Records to use:
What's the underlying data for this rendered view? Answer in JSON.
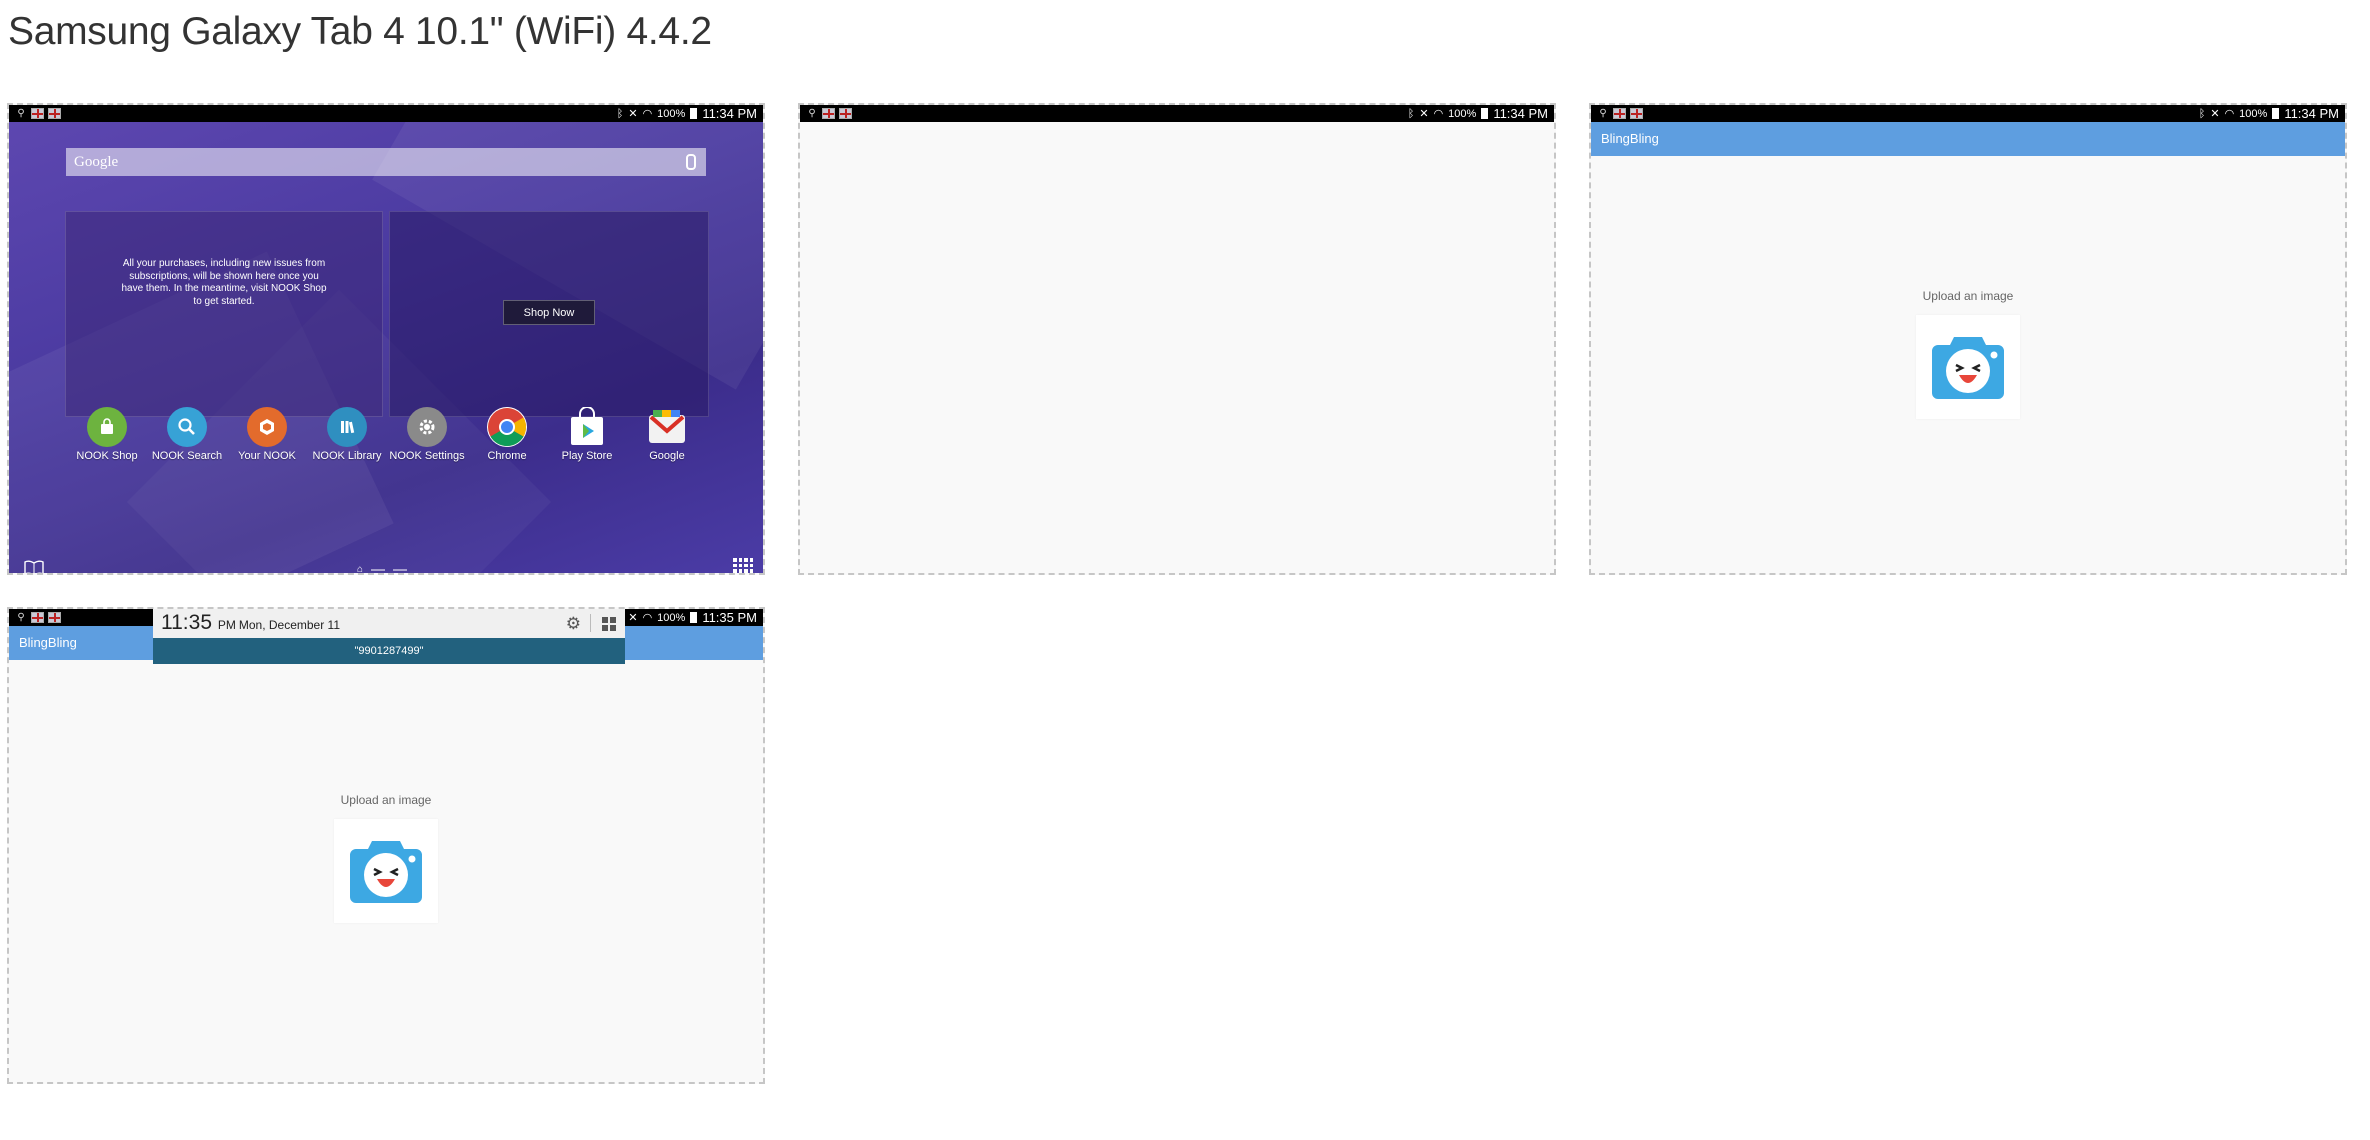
{
  "page": {
    "title": "Samsung Galaxy Tab 4 10.1\" (WiFi) 4.4.2"
  },
  "statusbar": {
    "battery": "100%",
    "time_shot1": "11:34 PM",
    "time_shot2": "11:34 PM",
    "time_shot3": "11:34 PM",
    "time_shot4": "11:35 PM"
  },
  "home": {
    "search_placeholder": "Google",
    "widget_text": "All your purchases, including new issues from subscriptions, will be shown here once you have them. In the meantime, visit NOOK Shop to get started.",
    "shop_now": "Shop Now",
    "apps": [
      {
        "label": "NOOK Shop",
        "icon": "shopping-bag-icon",
        "color": "#6db33f"
      },
      {
        "label": "NOOK Search",
        "icon": "search-icon",
        "color": "#37a2d6"
      },
      {
        "label": "Your NOOK",
        "icon": "nook-icon",
        "color": "#e36b2c"
      },
      {
        "label": "NOOK Library",
        "icon": "library-icon",
        "color": "#2f8fc0"
      },
      {
        "label": "NOOK Settings",
        "icon": "gear-icon",
        "color": "#8a8a8a"
      },
      {
        "label": "Chrome",
        "icon": "chrome-icon",
        "color": "#ffffff"
      },
      {
        "label": "Play Store",
        "icon": "play-store-icon",
        "color": "#ffffff"
      },
      {
        "label": "Google",
        "icon": "gmail-icon",
        "color": "#ffffff"
      }
    ]
  },
  "app": {
    "title": "BlingBling",
    "upload_text": "Upload an image",
    "accent": "#5e9ee0",
    "camera_color": "#3da8e3"
  },
  "notification": {
    "time": "11:35",
    "ampm": "PM",
    "date": "Mon, December 11",
    "message": "\"9901287499\""
  }
}
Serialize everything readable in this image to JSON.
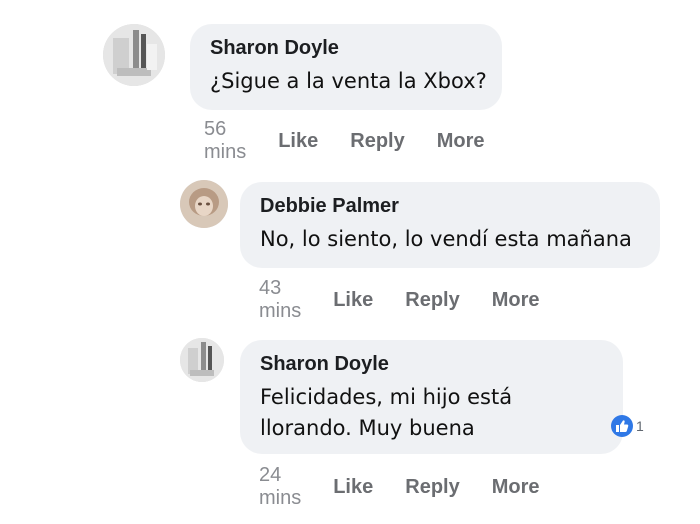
{
  "comments": [
    {
      "author": "Sharon Doyle",
      "text": "¿Sigue a la venta la Xbox?",
      "time": "56 mins",
      "like": "Like",
      "reply": "Reply",
      "more": "More"
    },
    {
      "author": "Debbie Palmer",
      "text": "No, lo siento, lo vendí esta mañana",
      "time": "43 mins",
      "like": "Like",
      "reply": "Reply",
      "more": "More"
    },
    {
      "author": "Sharon Doyle",
      "text": "Felicidades, mi hijo está\nllorando. Muy buena",
      "time": "24 mins",
      "like": "Like",
      "reply": "Reply",
      "more": "More",
      "reaction": {
        "icon": "thumbs-up-icon",
        "count": "1",
        "color": "#2f78e6"
      }
    }
  ]
}
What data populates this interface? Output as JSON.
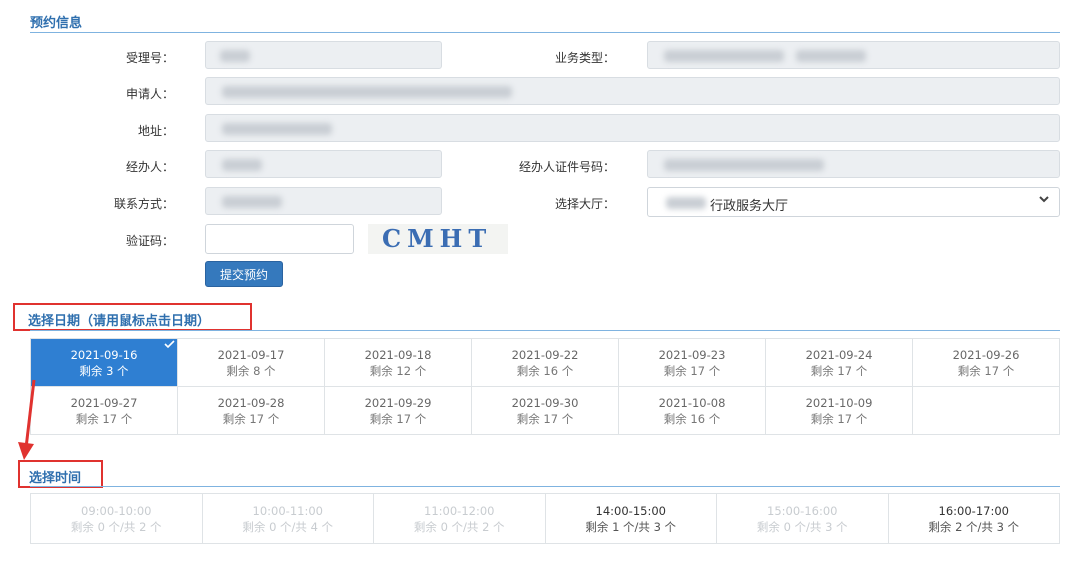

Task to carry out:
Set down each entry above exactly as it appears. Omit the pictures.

Your response:
What's the underlying data for this rendered view? Answer in JSON.
{
  "page": {
    "title": "Samsung Galaxy Tab 4 10.1\" (WiFi) 4.4.2"
  },
  "statusbar": {
    "battery": "100%",
    "time_shot1": "11:34 PM",
    "time_shot2": "11:34 PM",
    "time_shot3": "11:34 PM",
    "time_shot4": "11:35 PM"
  },
  "home": {
    "search_placeholder": "Google",
    "widget_text": "All your purchases, including new issues from subscriptions, will be shown here once you have them. In the meantime, visit NOOK Shop to get started.",
    "shop_now": "Shop Now",
    "apps": [
      {
        "label": "NOOK Shop",
        "icon": "shopping-bag-icon",
        "color": "#6db33f"
      },
      {
        "label": "NOOK Search",
        "icon": "search-icon",
        "color": "#37a2d6"
      },
      {
        "label": "Your NOOK",
        "icon": "nook-icon",
        "color": "#e36b2c"
      },
      {
        "label": "NOOK Library",
        "icon": "library-icon",
        "color": "#2f8fc0"
      },
      {
        "label": "NOOK Settings",
        "icon": "gear-icon",
        "color": "#8a8a8a"
      },
      {
        "label": "Chrome",
        "icon": "chrome-icon",
        "color": "#ffffff"
      },
      {
        "label": "Play Store",
        "icon": "play-store-icon",
        "color": "#ffffff"
      },
      {
        "label": "Google",
        "icon": "gmail-icon",
        "color": "#ffffff"
      }
    ]
  },
  "app": {
    "title": "BlingBling",
    "upload_text": "Upload an image",
    "accent": "#5e9ee0",
    "camera_color": "#3da8e3"
  },
  "notification": {
    "time": "11:35",
    "ampm": "PM",
    "date": "Mon, December 11",
    "message": "\"9901287499\""
  }
}
Serialize everything readable in this image to JSON.
{
  "comments": [
    {
      "author": "Sharon Doyle",
      "text": "¿Sigue a la venta la Xbox?",
      "time": "56 mins",
      "like": "Like",
      "reply": "Reply",
      "more": "More"
    },
    {
      "author": "Debbie Palmer",
      "text": "No, lo siento, lo vendí esta mañana",
      "time": "43 mins",
      "like": "Like",
      "reply": "Reply",
      "more": "More"
    },
    {
      "author": "Sharon Doyle",
      "text": "Felicidades, mi hijo está\nllorando. Muy buena",
      "time": "24 mins",
      "like": "Like",
      "reply": "Reply",
      "more": "More",
      "reaction": {
        "icon": "thumbs-up-icon",
        "count": "1",
        "color": "#2f78e6"
      }
    }
  ]
}
What data populates this interface? Output as JSON.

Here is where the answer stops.